* What to work on
Please copy out each line of the listing that contains the word "content".

* Task material
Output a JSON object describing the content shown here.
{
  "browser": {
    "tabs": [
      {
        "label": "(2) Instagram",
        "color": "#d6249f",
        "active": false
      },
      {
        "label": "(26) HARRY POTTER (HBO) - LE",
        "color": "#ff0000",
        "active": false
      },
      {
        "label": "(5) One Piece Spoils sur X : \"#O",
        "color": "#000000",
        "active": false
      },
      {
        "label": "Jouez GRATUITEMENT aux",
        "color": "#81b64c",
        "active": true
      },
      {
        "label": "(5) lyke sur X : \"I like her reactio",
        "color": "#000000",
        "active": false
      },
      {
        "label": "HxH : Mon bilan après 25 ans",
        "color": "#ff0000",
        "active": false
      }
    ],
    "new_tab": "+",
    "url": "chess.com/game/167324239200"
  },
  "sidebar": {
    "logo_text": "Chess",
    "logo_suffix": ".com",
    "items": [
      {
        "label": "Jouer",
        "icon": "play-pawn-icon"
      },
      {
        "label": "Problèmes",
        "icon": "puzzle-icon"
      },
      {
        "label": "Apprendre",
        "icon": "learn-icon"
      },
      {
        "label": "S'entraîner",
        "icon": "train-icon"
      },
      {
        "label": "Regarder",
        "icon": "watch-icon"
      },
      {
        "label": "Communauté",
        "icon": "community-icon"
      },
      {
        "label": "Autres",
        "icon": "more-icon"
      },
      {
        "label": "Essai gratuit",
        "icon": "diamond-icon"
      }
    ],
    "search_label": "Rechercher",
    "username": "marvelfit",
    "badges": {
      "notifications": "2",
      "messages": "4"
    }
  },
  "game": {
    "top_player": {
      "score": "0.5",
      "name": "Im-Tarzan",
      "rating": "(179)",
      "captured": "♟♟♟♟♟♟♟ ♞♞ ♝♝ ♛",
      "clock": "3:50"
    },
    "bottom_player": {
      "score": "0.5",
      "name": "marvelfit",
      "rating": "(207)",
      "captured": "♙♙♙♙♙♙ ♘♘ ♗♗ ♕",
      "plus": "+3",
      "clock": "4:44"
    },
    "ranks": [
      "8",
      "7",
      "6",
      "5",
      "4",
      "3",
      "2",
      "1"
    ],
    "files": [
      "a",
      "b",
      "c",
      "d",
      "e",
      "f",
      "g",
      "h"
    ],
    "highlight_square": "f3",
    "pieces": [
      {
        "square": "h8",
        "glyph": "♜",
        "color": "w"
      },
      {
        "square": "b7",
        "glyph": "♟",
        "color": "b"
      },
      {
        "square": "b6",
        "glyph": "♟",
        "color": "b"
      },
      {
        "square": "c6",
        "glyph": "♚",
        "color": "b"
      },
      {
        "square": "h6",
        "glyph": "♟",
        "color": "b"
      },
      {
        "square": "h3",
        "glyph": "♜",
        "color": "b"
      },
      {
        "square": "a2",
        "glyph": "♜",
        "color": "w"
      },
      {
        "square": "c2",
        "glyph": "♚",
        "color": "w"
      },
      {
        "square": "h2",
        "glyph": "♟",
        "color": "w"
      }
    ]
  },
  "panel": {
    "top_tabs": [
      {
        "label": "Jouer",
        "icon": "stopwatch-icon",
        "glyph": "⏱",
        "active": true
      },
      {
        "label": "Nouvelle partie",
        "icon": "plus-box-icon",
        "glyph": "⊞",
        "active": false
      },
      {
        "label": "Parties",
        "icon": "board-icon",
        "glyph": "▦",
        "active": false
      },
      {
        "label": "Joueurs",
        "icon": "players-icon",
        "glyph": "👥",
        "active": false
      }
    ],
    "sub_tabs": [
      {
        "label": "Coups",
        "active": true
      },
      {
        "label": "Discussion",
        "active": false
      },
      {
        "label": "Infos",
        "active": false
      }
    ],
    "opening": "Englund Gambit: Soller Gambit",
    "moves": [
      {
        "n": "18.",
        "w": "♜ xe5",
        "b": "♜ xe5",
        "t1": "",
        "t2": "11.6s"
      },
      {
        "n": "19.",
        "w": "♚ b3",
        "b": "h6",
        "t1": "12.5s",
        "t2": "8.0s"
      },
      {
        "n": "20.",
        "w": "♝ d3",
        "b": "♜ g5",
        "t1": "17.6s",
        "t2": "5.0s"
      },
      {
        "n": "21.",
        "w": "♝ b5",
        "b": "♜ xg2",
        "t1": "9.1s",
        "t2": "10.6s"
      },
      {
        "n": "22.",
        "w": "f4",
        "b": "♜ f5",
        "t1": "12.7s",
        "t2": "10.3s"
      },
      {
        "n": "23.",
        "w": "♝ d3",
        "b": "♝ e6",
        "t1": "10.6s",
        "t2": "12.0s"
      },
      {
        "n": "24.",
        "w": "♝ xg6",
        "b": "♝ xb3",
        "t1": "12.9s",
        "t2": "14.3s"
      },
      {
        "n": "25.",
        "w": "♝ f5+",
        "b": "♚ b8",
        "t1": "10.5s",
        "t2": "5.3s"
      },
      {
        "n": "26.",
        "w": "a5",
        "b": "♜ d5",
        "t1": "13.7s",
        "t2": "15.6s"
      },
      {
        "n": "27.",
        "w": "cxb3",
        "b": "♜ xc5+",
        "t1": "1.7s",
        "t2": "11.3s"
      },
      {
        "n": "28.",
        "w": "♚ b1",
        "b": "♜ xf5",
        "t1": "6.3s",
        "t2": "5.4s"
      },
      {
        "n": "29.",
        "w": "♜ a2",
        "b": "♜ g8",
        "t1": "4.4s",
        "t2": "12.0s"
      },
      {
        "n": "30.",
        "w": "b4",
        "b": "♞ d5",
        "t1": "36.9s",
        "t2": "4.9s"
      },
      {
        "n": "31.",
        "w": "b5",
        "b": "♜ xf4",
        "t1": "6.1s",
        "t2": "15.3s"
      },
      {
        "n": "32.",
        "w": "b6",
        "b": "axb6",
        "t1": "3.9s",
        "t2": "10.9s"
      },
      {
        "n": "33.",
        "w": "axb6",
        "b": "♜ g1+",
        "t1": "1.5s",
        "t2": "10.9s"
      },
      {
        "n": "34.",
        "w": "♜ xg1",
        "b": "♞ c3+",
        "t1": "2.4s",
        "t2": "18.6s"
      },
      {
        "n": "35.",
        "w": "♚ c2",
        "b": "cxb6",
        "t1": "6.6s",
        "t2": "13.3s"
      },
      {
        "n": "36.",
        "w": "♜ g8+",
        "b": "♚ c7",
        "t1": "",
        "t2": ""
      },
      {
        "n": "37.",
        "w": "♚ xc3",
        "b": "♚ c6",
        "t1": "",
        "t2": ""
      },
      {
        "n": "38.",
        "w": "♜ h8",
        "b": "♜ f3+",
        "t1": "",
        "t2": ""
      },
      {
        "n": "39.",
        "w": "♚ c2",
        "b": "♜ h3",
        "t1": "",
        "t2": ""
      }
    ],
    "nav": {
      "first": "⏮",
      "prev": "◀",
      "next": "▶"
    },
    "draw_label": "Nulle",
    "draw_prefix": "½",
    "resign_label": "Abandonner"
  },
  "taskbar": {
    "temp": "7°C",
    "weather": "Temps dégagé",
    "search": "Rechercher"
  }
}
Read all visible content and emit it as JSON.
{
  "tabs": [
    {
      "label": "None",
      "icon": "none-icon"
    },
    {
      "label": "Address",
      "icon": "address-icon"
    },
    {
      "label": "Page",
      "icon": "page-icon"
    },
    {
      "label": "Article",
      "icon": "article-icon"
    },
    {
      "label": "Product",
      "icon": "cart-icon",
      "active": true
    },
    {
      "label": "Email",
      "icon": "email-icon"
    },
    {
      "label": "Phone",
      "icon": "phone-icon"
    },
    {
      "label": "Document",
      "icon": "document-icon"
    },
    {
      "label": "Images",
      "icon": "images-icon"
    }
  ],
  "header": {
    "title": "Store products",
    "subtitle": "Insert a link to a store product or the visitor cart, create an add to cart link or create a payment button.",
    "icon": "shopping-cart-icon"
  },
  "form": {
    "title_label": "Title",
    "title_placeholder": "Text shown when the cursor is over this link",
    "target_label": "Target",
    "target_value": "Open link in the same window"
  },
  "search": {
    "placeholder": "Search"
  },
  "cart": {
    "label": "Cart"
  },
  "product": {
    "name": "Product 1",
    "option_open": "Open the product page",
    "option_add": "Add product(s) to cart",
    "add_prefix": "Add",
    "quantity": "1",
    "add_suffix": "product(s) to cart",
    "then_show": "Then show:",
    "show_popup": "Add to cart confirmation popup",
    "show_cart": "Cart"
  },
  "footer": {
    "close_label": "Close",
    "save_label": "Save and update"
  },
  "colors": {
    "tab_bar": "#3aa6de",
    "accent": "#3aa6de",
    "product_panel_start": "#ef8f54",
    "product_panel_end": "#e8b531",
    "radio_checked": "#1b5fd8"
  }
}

* Your solution
Output a JSON object describing the content shown here.
Read all visible content and emit it as JSON.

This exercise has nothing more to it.